REQUIREMENT
Copy out all of the data below with no alterations.

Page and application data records

◆ ◆ ◆ ◆ ◆ ◆ ◆

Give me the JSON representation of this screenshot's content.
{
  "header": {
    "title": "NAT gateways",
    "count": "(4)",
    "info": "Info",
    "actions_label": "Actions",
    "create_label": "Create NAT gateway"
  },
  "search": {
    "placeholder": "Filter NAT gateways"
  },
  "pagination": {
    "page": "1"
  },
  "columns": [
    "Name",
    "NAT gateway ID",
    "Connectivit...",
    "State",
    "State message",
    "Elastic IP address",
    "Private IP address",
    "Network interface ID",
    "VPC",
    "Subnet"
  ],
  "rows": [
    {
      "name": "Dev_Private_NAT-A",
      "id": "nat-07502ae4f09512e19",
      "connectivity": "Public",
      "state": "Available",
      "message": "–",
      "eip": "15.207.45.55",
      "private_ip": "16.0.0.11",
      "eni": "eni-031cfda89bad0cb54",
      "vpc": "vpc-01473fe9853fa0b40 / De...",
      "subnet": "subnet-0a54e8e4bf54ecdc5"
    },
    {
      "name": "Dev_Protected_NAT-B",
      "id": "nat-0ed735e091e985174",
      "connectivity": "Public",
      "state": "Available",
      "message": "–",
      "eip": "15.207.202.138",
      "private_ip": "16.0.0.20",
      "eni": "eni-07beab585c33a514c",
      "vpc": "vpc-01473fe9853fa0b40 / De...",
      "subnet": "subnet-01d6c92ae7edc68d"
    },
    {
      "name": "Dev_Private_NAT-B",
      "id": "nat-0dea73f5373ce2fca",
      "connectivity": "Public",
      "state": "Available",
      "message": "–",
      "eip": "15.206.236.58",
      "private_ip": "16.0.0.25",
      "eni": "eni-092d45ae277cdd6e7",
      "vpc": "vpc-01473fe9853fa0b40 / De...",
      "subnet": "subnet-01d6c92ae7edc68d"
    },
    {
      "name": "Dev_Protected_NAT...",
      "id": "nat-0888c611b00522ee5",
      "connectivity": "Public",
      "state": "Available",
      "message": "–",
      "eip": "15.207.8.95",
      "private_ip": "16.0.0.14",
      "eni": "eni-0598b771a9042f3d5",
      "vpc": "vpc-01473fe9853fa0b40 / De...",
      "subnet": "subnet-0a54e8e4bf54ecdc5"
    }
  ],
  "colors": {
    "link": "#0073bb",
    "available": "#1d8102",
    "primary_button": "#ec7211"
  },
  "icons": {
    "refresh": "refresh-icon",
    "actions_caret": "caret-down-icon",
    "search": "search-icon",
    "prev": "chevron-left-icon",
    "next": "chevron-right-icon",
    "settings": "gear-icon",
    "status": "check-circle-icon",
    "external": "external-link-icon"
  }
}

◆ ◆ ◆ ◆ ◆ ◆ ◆

REPLY
Give me the JSON representation of this screenshot's content.
{
  "header": {
    "title": "NAT gateways",
    "count": "(4)",
    "info": "Info",
    "actions_label": "Actions",
    "create_label": "Create NAT gateway"
  },
  "search": {
    "placeholder": "Filter NAT gateways"
  },
  "pagination": {
    "page": "1"
  },
  "columns": [
    "Name",
    "NAT gateway ID",
    "Connectivit...",
    "State",
    "State message",
    "Elastic IP address",
    "Private IP address",
    "Network interface ID",
    "VPC",
    "Subnet"
  ],
  "rows": [
    {
      "name": "Dev_Private_NAT-A",
      "id": "nat-07502ae4f09512e19",
      "connectivity": "Public",
      "state": "Available",
      "message": "–",
      "eip": "15.207.45.55",
      "private_ip": "16.0.0.11",
      "eni": "eni-031cfda89bad0cb54",
      "vpc": "vpc-01473fe9853fa0b40 / De...",
      "subnet": "subnet-0a54e8e4bf54ecdc5"
    },
    {
      "name": "Dev_Protected_NAT-B",
      "id": "nat-0ed735e091e985174",
      "connectivity": "Public",
      "state": "Available",
      "message": "–",
      "eip": "15.207.202.138",
      "private_ip": "16.0.0.20",
      "eni": "eni-07beab585c33a514c",
      "vpc": "vpc-01473fe9853fa0b40 / De...",
      "subnet": "subnet-01d6c92ae7edc68d"
    },
    {
      "name": "Dev_Private_NAT-B",
      "id": "nat-0dea73f5373ce2fca",
      "connectivity": "Public",
      "state": "Available",
      "message": "–",
      "eip": "15.206.236.58",
      "private_ip": "16.0.0.25",
      "eni": "eni-092d45ae277cdd6e7",
      "vpc": "vpc-01473fe9853fa0b40 / De...",
      "subnet": "subnet-01d6c92ae7edc68d"
    },
    {
      "name": "Dev_Protected_NAT...",
      "id": "nat-0888c611b00522ee5",
      "connectivity": "Public",
      "state": "Available",
      "message": "–",
      "eip": "15.207.8.95",
      "private_ip": "16.0.0.14",
      "eni": "eni-0598b771a9042f3d5",
      "vpc": "vpc-01473fe9853fa0b40 / De...",
      "subnet": "subnet-0a54e8e4bf54ecdc5"
    }
  ],
  "colors": {
    "link": "#0073bb",
    "available": "#1d8102",
    "primary_button": "#ec7211"
  },
  "icons": {
    "refresh": "refresh-icon",
    "actions_caret": "caret-down-icon",
    "search": "search-icon",
    "prev": "chevron-left-icon",
    "next": "chevron-right-icon",
    "settings": "gear-icon",
    "status": "check-circle-icon",
    "external": "external-link-icon"
  }
}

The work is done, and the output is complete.